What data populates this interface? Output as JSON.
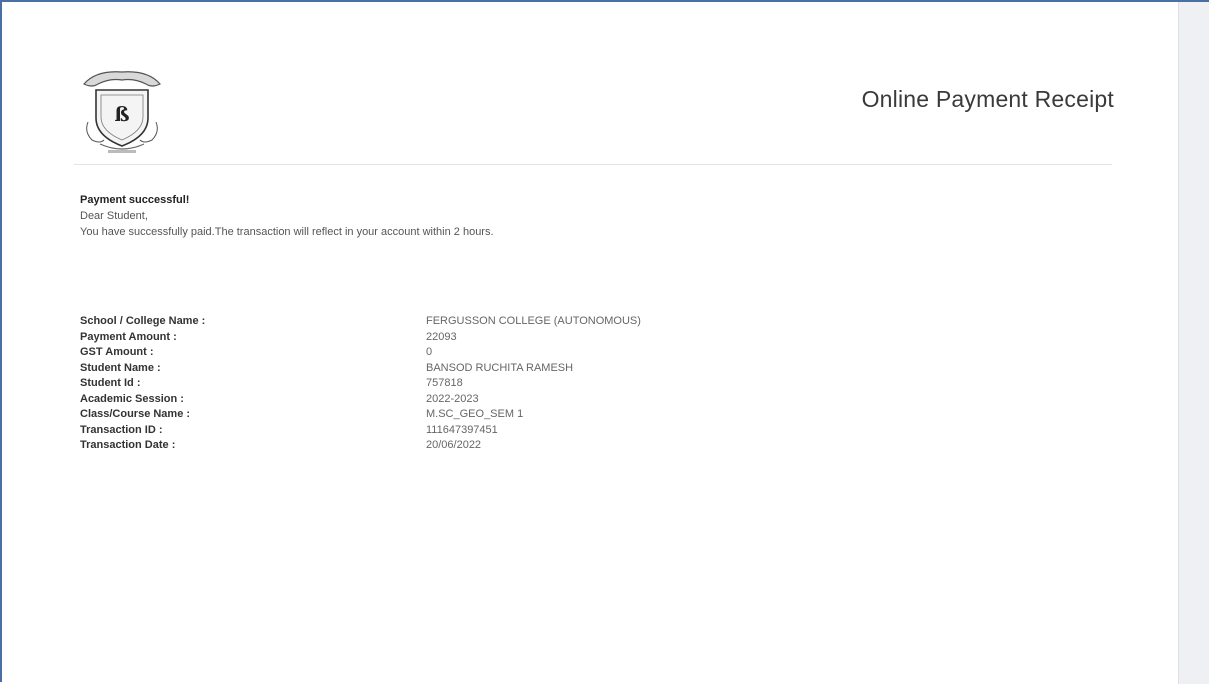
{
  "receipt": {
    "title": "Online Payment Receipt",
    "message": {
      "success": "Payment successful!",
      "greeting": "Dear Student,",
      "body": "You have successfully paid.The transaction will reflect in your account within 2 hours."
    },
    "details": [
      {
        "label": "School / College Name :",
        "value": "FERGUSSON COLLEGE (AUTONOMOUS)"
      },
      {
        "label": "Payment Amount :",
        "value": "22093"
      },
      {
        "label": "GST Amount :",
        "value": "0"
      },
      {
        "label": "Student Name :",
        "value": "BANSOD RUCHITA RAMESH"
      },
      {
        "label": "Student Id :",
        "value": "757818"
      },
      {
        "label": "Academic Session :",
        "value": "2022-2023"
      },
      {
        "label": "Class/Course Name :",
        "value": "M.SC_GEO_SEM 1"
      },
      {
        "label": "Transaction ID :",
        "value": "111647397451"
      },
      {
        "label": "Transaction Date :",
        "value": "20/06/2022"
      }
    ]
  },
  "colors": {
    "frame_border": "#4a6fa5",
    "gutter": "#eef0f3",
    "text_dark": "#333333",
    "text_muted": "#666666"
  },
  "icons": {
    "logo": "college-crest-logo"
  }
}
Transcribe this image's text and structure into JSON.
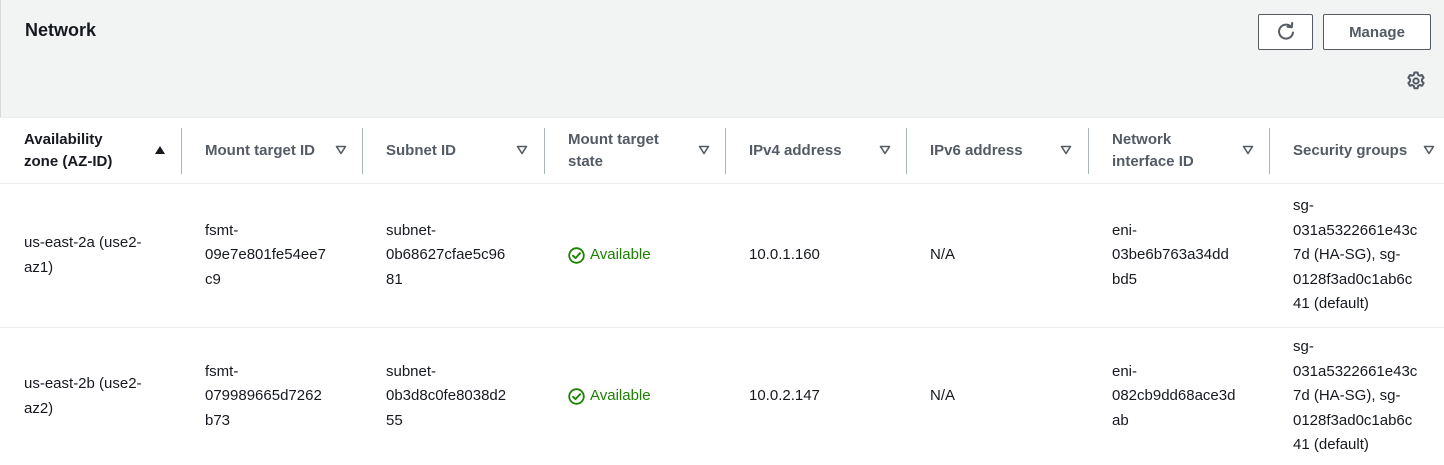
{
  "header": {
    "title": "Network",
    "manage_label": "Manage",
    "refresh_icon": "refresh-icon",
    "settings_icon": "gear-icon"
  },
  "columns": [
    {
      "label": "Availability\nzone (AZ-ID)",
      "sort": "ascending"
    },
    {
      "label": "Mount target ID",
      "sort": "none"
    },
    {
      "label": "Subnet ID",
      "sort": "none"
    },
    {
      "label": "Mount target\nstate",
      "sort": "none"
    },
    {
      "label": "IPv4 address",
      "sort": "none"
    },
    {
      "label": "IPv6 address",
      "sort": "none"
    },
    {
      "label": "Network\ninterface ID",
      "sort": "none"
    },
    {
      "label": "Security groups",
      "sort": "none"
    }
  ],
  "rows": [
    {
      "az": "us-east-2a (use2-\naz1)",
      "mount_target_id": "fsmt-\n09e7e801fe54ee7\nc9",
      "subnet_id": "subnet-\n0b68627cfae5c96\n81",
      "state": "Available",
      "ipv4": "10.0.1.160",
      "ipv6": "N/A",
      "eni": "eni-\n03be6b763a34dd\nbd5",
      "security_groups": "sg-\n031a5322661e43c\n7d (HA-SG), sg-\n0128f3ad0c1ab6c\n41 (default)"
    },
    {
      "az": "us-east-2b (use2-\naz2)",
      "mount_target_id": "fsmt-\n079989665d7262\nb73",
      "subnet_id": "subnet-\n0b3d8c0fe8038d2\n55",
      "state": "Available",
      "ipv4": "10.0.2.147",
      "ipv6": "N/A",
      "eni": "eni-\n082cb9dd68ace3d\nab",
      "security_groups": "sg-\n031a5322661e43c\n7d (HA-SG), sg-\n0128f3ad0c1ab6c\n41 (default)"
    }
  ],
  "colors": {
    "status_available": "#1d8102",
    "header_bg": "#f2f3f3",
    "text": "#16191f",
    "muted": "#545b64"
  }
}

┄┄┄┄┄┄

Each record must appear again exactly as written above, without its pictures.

What data populates this interface? Output as JSON.
{
  "receipt": {
    "title": "Online Payment Receipt",
    "message": {
      "success": "Payment successful!",
      "greeting": "Dear Student,",
      "body": "You have successfully paid.The transaction will reflect in your account within 2 hours."
    },
    "details": [
      {
        "label": "School / College Name :",
        "value": "FERGUSSON COLLEGE (AUTONOMOUS)"
      },
      {
        "label": "Payment Amount :",
        "value": "22093"
      },
      {
        "label": "GST Amount :",
        "value": "0"
      },
      {
        "label": "Student Name :",
        "value": "BANSOD RUCHITA RAMESH"
      },
      {
        "label": "Student Id :",
        "value": "757818"
      },
      {
        "label": "Academic Session :",
        "value": "2022-2023"
      },
      {
        "label": "Class/Course Name :",
        "value": "M.SC_GEO_SEM 1"
      },
      {
        "label": "Transaction ID :",
        "value": "111647397451"
      },
      {
        "label": "Transaction Date :",
        "value": "20/06/2022"
      }
    ]
  },
  "colors": {
    "frame_border": "#4a6fa5",
    "gutter": "#eef0f3",
    "text_dark": "#333333",
    "text_muted": "#666666"
  },
  "icons": {
    "logo": "college-crest-logo"
  }
}
Transcribe this image's text and structure into JSON.
{
  "header": {
    "title": "Network",
    "manage_label": "Manage",
    "refresh_icon": "refresh-icon",
    "settings_icon": "gear-icon"
  },
  "columns": [
    {
      "label": "Availability\nzone (AZ-ID)",
      "sort": "ascending"
    },
    {
      "label": "Mount target ID",
      "sort": "none"
    },
    {
      "label": "Subnet ID",
      "sort": "none"
    },
    {
      "label": "Mount target\nstate",
      "sort": "none"
    },
    {
      "label": "IPv4 address",
      "sort": "none"
    },
    {
      "label": "IPv6 address",
      "sort": "none"
    },
    {
      "label": "Network\ninterface ID",
      "sort": "none"
    },
    {
      "label": "Security groups",
      "sort": "none"
    }
  ],
  "rows": [
    {
      "az": "us-east-2a (use2-\naz1)",
      "mount_target_id": "fsmt-\n09e7e801fe54ee7\nc9",
      "subnet_id": "subnet-\n0b68627cfae5c96\n81",
      "state": "Available",
      "ipv4": "10.0.1.160",
      "ipv6": "N/A",
      "eni": "eni-\n03be6b763a34dd\nbd5",
      "security_groups": "sg-\n031a5322661e43c\n7d (HA-SG), sg-\n0128f3ad0c1ab6c\n41 (default)"
    },
    {
      "az": "us-east-2b (use2-\naz2)",
      "mount_target_id": "fsmt-\n079989665d7262\nb73",
      "subnet_id": "subnet-\n0b3d8c0fe8038d2\n55",
      "state": "Available",
      "ipv4": "10.0.2.147",
      "ipv6": "N/A",
      "eni": "eni-\n082cb9dd68ace3d\nab",
      "security_groups": "sg-\n031a5322661e43c\n7d (HA-SG), sg-\n0128f3ad0c1ab6c\n41 (default)"
    }
  ],
  "colors": {
    "status_available": "#1d8102",
    "header_bg": "#f2f3f3",
    "text": "#16191f",
    "muted": "#545b64"
  }
}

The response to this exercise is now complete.